As I was saying, isn’t attention so fabulous? Sad that it goes away in those mere 15 seconds. Still, I am rather enjoying the tick-tock in my favour. 🙂

My two bits on crime fiction in Asian Age

Recently, a kind guy who loves icecream, called Vishav, contacted me for my point of view on the rise of detective and crime thrillers in the English language space. The result was a really good article collating thoughts of authors like Kishwar Desai who is spearheading the first Crime Writers Festival in Delhi later this month and Juggi Bhasin. While giving the interview, I pondered on many things and had two surprises.

One was a rather straight one, the fact that the paper used a photograph of mine, on the same page as author Anita Nair and Mukul Deva. (Proof of arrival on scene, below. Oo.)

01_07_2013_101_005 (Crime Fiction 1)

01_07_2013_101_005 (Crime Fiction 2)

The second was a more insidious surprise. While giving the interview, I realised that not many Indian English authors had given this masalafied fiction to their readers before. Crime fiction, thrillers, mysteries and murders have always been popular with readers. What can compare to reading a cozy murder mystery with a cup of tea in one hand?
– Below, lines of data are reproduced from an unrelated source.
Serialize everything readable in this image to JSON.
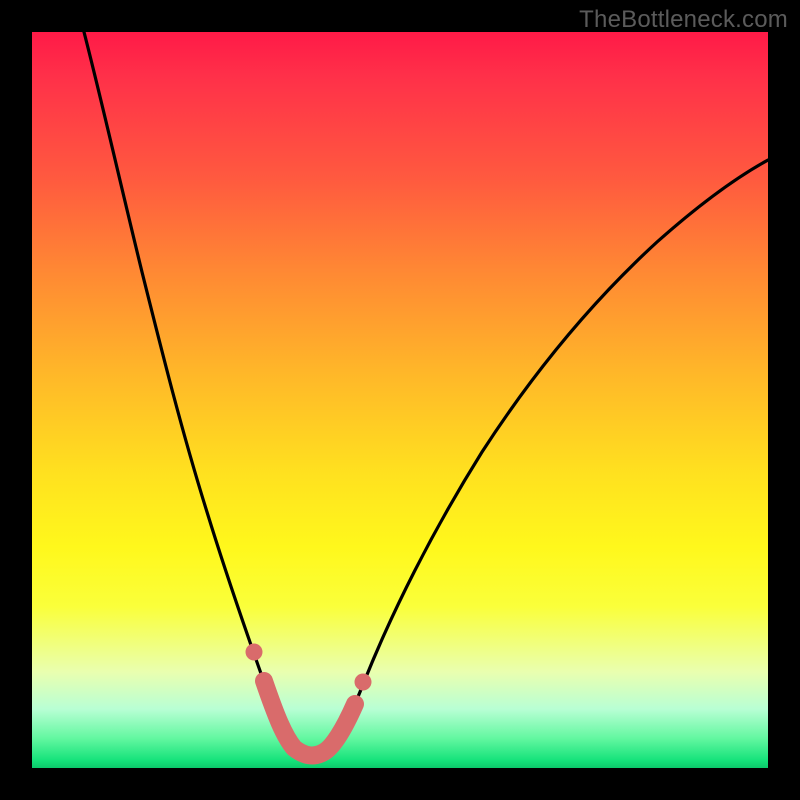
{
  "watermark": {
    "text": "TheBottleneck.com"
  },
  "chart_data": {
    "type": "line",
    "title": "",
    "xlabel": "",
    "ylabel": "",
    "xlim": [
      0,
      100
    ],
    "ylim": [
      0,
      100
    ],
    "grid": false,
    "legend": false,
    "series": [
      {
        "name": "bottleneck-curve",
        "color": "#000000",
        "x": [
          7,
          10,
          13,
          16,
          19,
          22,
          25,
          28,
          30,
          32,
          33.5,
          35,
          37,
          39,
          42,
          46,
          51,
          57,
          64,
          72,
          81,
          91,
          100
        ],
        "y": [
          100,
          88,
          76,
          65,
          54,
          44,
          34,
          25,
          18,
          12,
          8,
          4,
          2,
          2,
          4,
          10,
          18,
          28,
          38,
          49,
          59,
          68,
          75
        ]
      },
      {
        "name": "highlight-segment",
        "color": "#d96b6b",
        "style": "thick-dotted",
        "x": [
          30,
          32,
          33.5,
          35,
          37,
          39,
          42
        ],
        "y": [
          18,
          12,
          8,
          4,
          2,
          2,
          10
        ]
      }
    ],
    "annotations": []
  },
  "colors": {
    "frame": "#000000",
    "gradient_top": "#ff1a47",
    "gradient_bottom": "#0cc96b",
    "curve": "#000000",
    "highlight": "#d96b6b",
    "watermark": "#5b5b5b"
  }
}
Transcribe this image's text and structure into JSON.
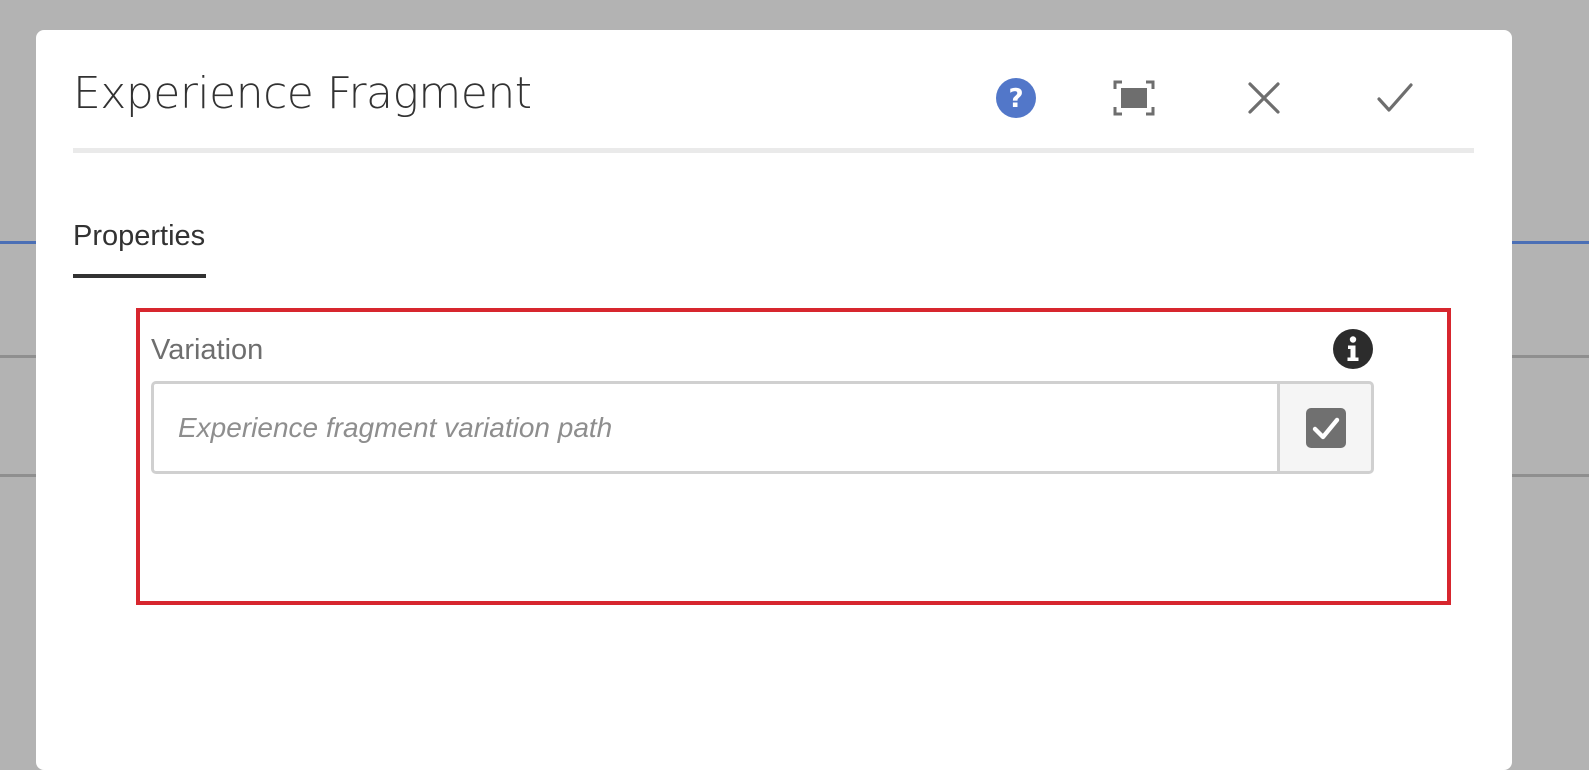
{
  "dialog": {
    "title": "Experience Fragment",
    "actions": {
      "help_icon": "help-icon",
      "fullscreen_icon": "fullscreen-icon",
      "close_icon": "close-icon",
      "done_icon": "checkmark-icon"
    }
  },
  "tabs": [
    {
      "label": "Properties",
      "active": true
    }
  ],
  "fields": {
    "variation": {
      "label": "Variation",
      "value": "",
      "placeholder": "Experience fragment variation path",
      "info_icon": "info-icon",
      "picker_icon": "checkbox-checked-icon"
    }
  },
  "colors": {
    "help_blue": "#5277c9",
    "highlight_red": "#d7262e",
    "backdrop": "#b3b3b3",
    "accent_blue": "#4b6fb5"
  }
}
So why hadn’t Indian authors explored the genre much before? Mind you, this is true only for Indian English and not for other Indian languages which have so much of what I call the pop-masala genre.

I feel in the last decade, there’s a new level of comfort that the Indian author has in her own style of writing, like wearing chappals and walking on pothole-filled streets in crime fiction. That of being comfortable in their own identity, their own experience, in their own chaotic cities, confused traditions and in their own unique style of crimes as well as crime solving. And this being comfortable and exploring Indianness in novels seems to be happening not only in crime fiction but also across genres in the country – be it high literary, historical fiction or romances.

On the other hand, readers want to read books about things that they experience, in the English that they speak or write, stories that they hear from their grannies and friends. Desi crime fiction, written in desi style with desi detectives as main protagonists.

About a few years ago, because there weren’t any really established thriller writers in Indian English (the other Indian languages have always been doing racy thrillers), readers had to look abroad for their thrill fixes. But now thankfully for both readers and authors, that is fast changing. I love the current range of thrillers, murders and mysteries that I can find as a reader in the market. I think this is bound to increase. No more can booksellers tag all authors under the vague ‘Indian author’ category. Nowadays readers are demanding all sub-genres in Indian english writing and authors are more than happy to provide it.

What do you feel? Comment below!